Thing get worse when the war against the British is one and the Irish turn on each other, leading to a heartbreaking ending.
This is a brutal film of terrorism and how it works. What's strange is that Ken Loach and Paul Laverty's screenplay is very much pro-terrorist, having the anti-treaty forces in the civil war be the good guys and the leaders of the newly independent Irish government portrayed as traitors, when in fact it was the other way around.
The acting is excellent. Murphy is overdue for an Oscar®, and the rest of the cast does a bang up job. This is one heck of a scary movie. If you're interested in history, it's worth a look.
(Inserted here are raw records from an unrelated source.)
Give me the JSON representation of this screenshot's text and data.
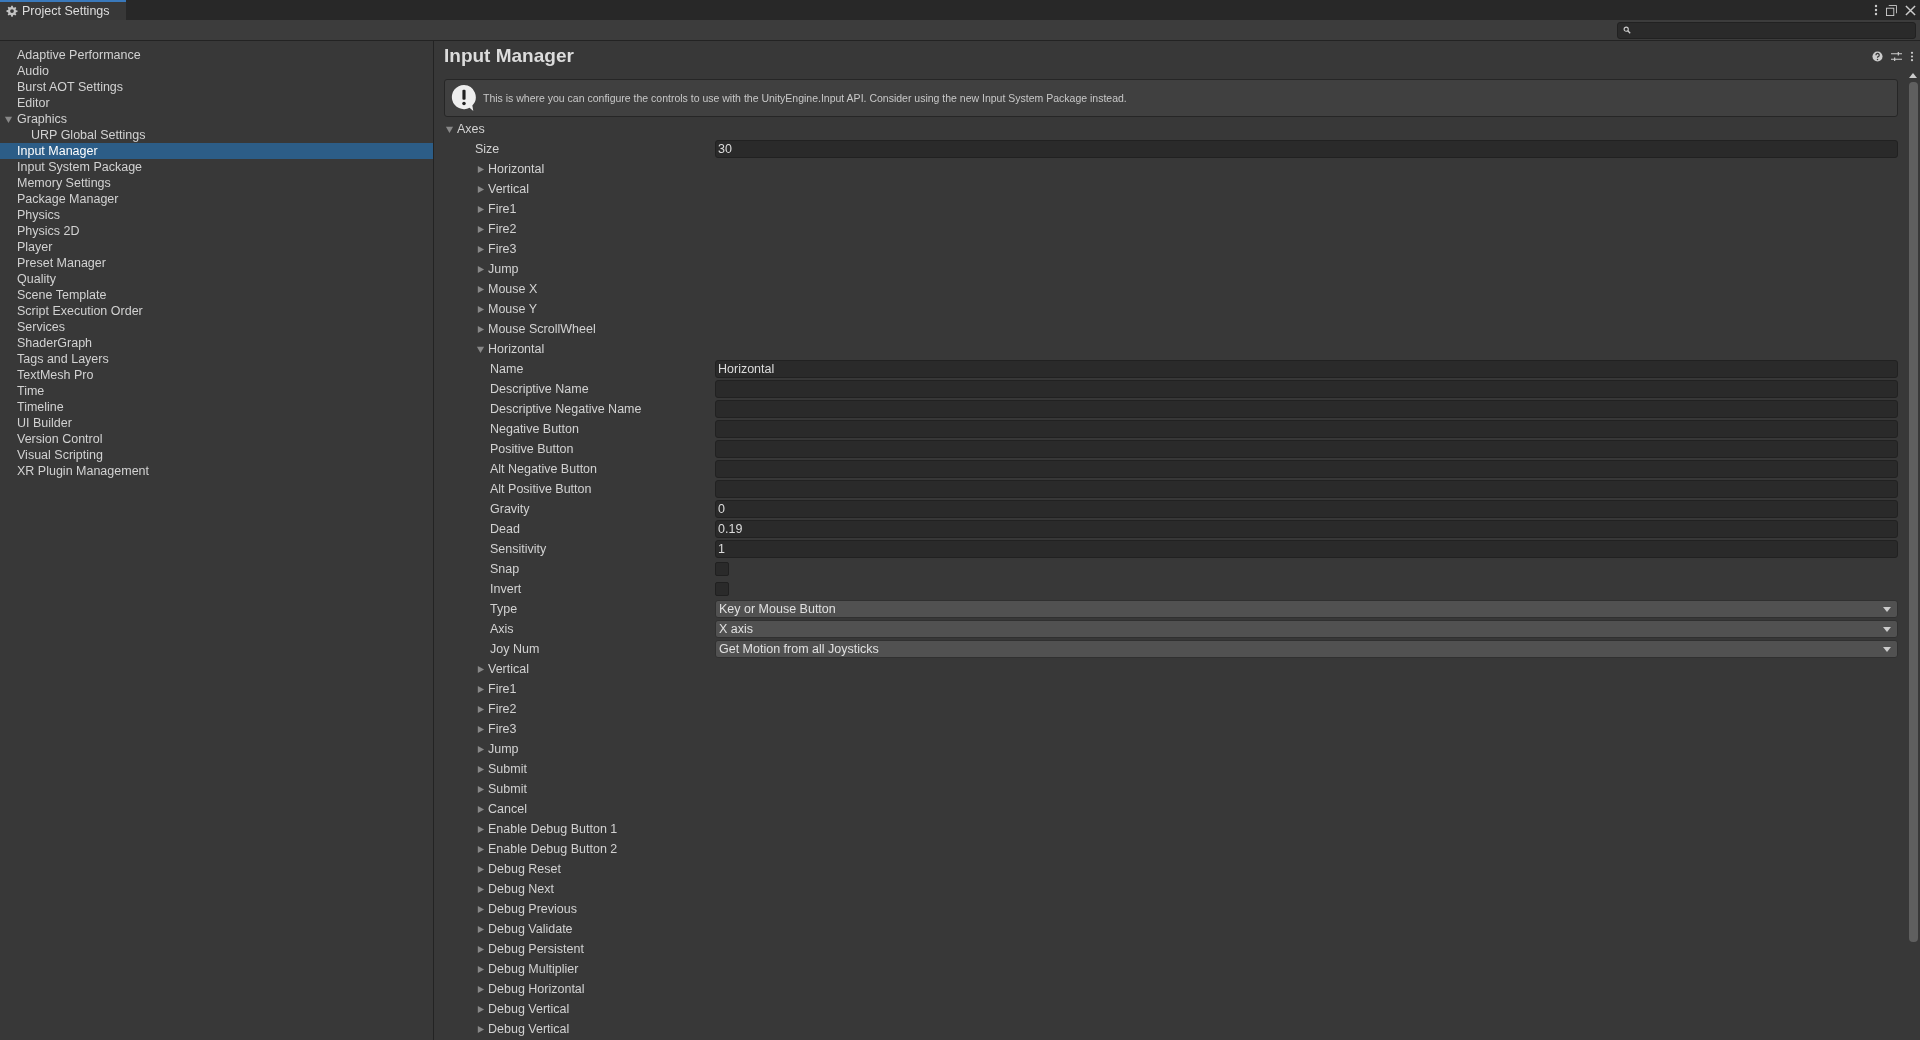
{
  "window": {
    "title": "Project Settings"
  },
  "sidebar": {
    "items": [
      {
        "label": "Adaptive Performance",
        "selected": false
      },
      {
        "label": "Audio",
        "selected": false
      },
      {
        "label": "Burst AOT Settings",
        "selected": false
      },
      {
        "label": "Editor",
        "selected": false
      },
      {
        "label": "Graphics",
        "selected": false,
        "expanded": true,
        "children": [
          {
            "label": "URP Global Settings",
            "selected": false
          }
        ]
      },
      {
        "label": "Input Manager",
        "selected": true
      },
      {
        "label": "Input System Package",
        "selected": false
      },
      {
        "label": "Memory Settings",
        "selected": false
      },
      {
        "label": "Package Manager",
        "selected": false
      },
      {
        "label": "Physics",
        "selected": false
      },
      {
        "label": "Physics 2D",
        "selected": false
      },
      {
        "label": "Player",
        "selected": false
      },
      {
        "label": "Preset Manager",
        "selected": false
      },
      {
        "label": "Quality",
        "selected": false
      },
      {
        "label": "Scene Template",
        "selected": false
      },
      {
        "label": "Script Execution Order",
        "selected": false
      },
      {
        "label": "Services",
        "selected": false
      },
      {
        "label": "ShaderGraph",
        "selected": false
      },
      {
        "label": "Tags and Layers",
        "selected": false
      },
      {
        "label": "TextMesh Pro",
        "selected": false
      },
      {
        "label": "Time",
        "selected": false
      },
      {
        "label": "Timeline",
        "selected": false
      },
      {
        "label": "UI Builder",
        "selected": false
      },
      {
        "label": "Version Control",
        "selected": false
      },
      {
        "label": "Visual Scripting",
        "selected": false
      },
      {
        "label": "XR Plugin Management",
        "selected": false
      }
    ]
  },
  "panel": {
    "title": "Input Manager",
    "help_box": {
      "text": "This is where you can configure the controls to use with the UnityEngine.Input API. Consider using the new Input System Package instead."
    },
    "axes": {
      "label": "Axes",
      "expanded": true,
      "size": {
        "label": "Size",
        "value": "30"
      },
      "items": [
        {
          "name": "Horizontal",
          "expanded": false
        },
        {
          "name": "Vertical",
          "expanded": false
        },
        {
          "name": "Fire1",
          "expanded": false
        },
        {
          "name": "Fire2",
          "expanded": false
        },
        {
          "name": "Fire3",
          "expanded": false
        },
        {
          "name": "Jump",
          "expanded": false
        },
        {
          "name": "Mouse X",
          "expanded": false
        },
        {
          "name": "Mouse Y",
          "expanded": false
        },
        {
          "name": "Mouse ScrollWheel",
          "expanded": false
        },
        {
          "name": "Horizontal",
          "expanded": true,
          "fields": [
            {
              "kind": "text",
              "label": "Name",
              "value": "Horizontal"
            },
            {
              "kind": "text",
              "label": "Descriptive Name"
            },
            {
              "kind": "text",
              "label": "Descriptive Negative Name"
            },
            {
              "kind": "text",
              "label": "Negative Button"
            },
            {
              "kind": "text",
              "label": "Positive Button"
            },
            {
              "kind": "text",
              "label": "Alt Negative Button"
            },
            {
              "kind": "text",
              "label": "Alt Positive Button"
            },
            {
              "kind": "text",
              "label": "Gravity",
              "value": "0"
            },
            {
              "kind": "text",
              "label": "Dead",
              "value": "0.19"
            },
            {
              "kind": "text",
              "label": "Sensitivity",
              "value": "1"
            },
            {
              "kind": "checkbox",
              "label": "Snap",
              "checked": false
            },
            {
              "kind": "checkbox",
              "label": "Invert",
              "checked": false
            },
            {
              "kind": "dropdown",
              "label": "Type",
              "value": "Key or Mouse Button"
            },
            {
              "kind": "dropdown",
              "label": "Axis",
              "value": "X axis"
            },
            {
              "kind": "dropdown",
              "label": "Joy Num",
              "value": "Get Motion from all Joysticks"
            }
          ]
        },
        {
          "name": "Vertical",
          "expanded": false
        },
        {
          "name": "Fire1",
          "expanded": false
        },
        {
          "name": "Fire2",
          "expanded": false
        },
        {
          "name": "Fire3",
          "expanded": false
        },
        {
          "name": "Jump",
          "expanded": false
        },
        {
          "name": "Submit",
          "expanded": false
        },
        {
          "name": "Submit",
          "expanded": false
        },
        {
          "name": "Cancel",
          "expanded": false
        },
        {
          "name": "Enable Debug Button 1",
          "expanded": false
        },
        {
          "name": "Enable Debug Button 2",
          "expanded": false
        },
        {
          "name": "Debug Reset",
          "expanded": false
        },
        {
          "name": "Debug Next",
          "expanded": false
        },
        {
          "name": "Debug Previous",
          "expanded": false
        },
        {
          "name": "Debug Validate",
          "expanded": false
        },
        {
          "name": "Debug Persistent",
          "expanded": false
        },
        {
          "name": "Debug Multiplier",
          "expanded": false
        },
        {
          "name": "Debug Horizontal",
          "expanded": false
        },
        {
          "name": "Debug Vertical",
          "expanded": false
        },
        {
          "name": "Debug Vertical",
          "expanded": false
        }
      ]
    }
  }
}
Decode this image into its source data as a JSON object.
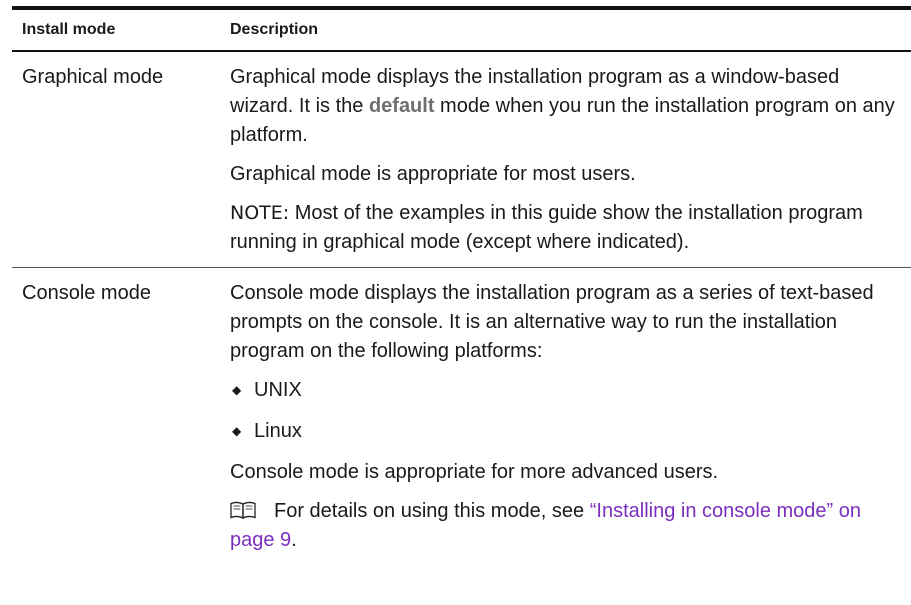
{
  "headers": {
    "mode": "Install mode",
    "description": "Description"
  },
  "rows": [
    {
      "mode": "Graphical mode",
      "p1_before": "Graphical mode displays the installation program as a window-based wizard. It is the ",
      "p1_emph": "default",
      "p1_after": " mode when you run the installation program on any platform.",
      "p2": "Graphical mode is appropriate for most users.",
      "note_label": "NOTE:",
      "note_text": "  Most of the examples in this guide show the installation program running in graphical mode (except where indicated)."
    },
    {
      "mode": "Console mode",
      "p1": "Console mode displays the installation program as a series of text-based prompts on the console. It is an alternative way to run the installation program on the following platforms:",
      "bullets": [
        "UNIX",
        "Linux"
      ],
      "p2": "Console mode is appropriate for more advanced users.",
      "ref_text": "For details on using this mode, see ",
      "ref_link": "“Installing in console mode” on page 9",
      "ref_end": "."
    }
  ],
  "icons": {
    "bullet": "diamond-bullet-icon",
    "reference": "book-icon"
  },
  "colors": {
    "link": "#7b2fbf",
    "emphasis": "#6f6f6f",
    "rule": "#111111"
  }
}
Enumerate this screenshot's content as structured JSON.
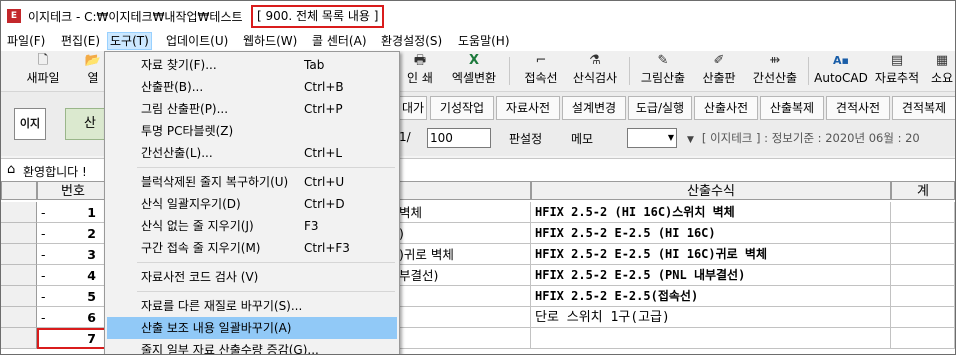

Days of Glory(Indigenes)
Written and Directed
by Rachid Bouchareb
Just when you think that every group has had it's own World War II movie, yet another group comes out of nowhere to remind us that they played a vital role in the defeat of the Nazis all those decades ago. Nothing wrong with that, but is pretty much the same thing all over again. This time, it's the North Africans, who fought under the French flag from the liberation of their country by the Americans all the way to VE day.
We start in 1943, where an uncredited mullah wanders through certain towns in Morocco and Algeria looking for recruits, and getting them easily. Among them are Said Labiri(Jamel Debbouze), a young naïf with dreams of glory, Yassir Allaoui(Samy Nacer), a sharpshooter who enlisted to get out of doing forced labor in Morocco, Messaoud Souni(Roschdy Zem), who is looking for love and can't find any back home, and Corporal Abdelkader Bellaidi (Sami Bouajila), who has been in the French army since just before the war. They are joined by their commander Sargent Martinez (Bernard Blancan), who isn't Moslem, but comes from North Africa.
While we are able to follow the characters rather easily, each of them is an everyman, who goes through the same experiences as everyone else from his ethnic group during the war. While it's nice to see this experience from a slightly different perspective, it's still the same old thing. The purpose of the film is to show that the North Africans were treated badly by the French and they also played an important part in the war to liberate Europe, and for this they should be remembered. If you're a WW2 enthusiast this may be worth a look, but Speilberg did it better with “Saving Private Ryan.”